**What the exercise asks**
Using the string "title" as the key, pull each matching line out of the records below.

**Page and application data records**
● ● ● ●
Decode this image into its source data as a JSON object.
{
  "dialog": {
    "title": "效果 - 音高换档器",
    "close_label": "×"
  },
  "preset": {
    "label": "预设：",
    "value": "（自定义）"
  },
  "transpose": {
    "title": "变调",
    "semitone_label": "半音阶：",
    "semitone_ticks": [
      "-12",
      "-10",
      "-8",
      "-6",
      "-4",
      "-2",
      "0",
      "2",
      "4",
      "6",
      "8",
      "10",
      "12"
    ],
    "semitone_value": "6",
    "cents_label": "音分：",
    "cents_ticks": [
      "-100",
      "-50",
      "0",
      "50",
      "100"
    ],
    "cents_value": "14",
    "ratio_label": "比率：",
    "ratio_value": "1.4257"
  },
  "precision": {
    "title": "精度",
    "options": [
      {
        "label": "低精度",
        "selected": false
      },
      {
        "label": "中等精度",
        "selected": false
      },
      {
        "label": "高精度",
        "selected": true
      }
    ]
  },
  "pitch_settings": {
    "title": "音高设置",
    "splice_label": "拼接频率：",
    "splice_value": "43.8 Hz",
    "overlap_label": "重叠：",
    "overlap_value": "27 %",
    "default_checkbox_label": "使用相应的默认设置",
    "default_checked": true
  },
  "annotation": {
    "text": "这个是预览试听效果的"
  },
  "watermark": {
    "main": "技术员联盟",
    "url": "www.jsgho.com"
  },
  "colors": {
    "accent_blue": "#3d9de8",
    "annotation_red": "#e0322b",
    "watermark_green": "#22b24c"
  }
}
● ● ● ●
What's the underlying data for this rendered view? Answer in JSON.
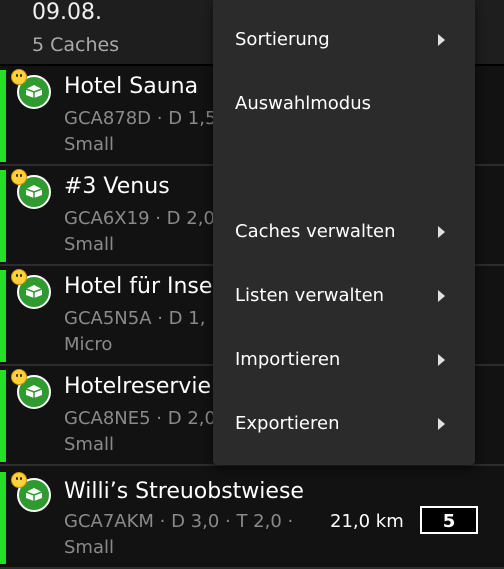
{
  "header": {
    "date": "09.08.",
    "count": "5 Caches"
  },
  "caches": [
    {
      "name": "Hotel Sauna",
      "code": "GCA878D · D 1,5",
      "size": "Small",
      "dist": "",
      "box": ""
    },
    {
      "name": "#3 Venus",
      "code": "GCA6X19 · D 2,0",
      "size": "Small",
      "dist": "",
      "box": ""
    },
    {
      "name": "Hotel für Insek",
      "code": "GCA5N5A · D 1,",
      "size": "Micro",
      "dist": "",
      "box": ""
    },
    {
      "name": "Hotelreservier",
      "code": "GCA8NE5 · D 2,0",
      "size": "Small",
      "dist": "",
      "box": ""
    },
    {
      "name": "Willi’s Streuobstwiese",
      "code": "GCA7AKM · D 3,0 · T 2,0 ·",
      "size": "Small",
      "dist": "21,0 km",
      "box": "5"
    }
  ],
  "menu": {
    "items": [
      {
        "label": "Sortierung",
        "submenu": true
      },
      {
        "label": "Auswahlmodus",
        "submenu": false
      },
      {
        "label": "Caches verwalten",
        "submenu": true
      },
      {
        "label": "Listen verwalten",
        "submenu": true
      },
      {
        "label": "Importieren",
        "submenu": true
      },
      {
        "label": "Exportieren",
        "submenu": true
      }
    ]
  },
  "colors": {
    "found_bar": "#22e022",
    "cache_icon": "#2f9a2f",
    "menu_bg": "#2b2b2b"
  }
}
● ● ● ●
**Solved problem**
    "title": "效果 - 音高换档器",
    "title": "变调",
    "title": "精度",
    "title": "音高设置",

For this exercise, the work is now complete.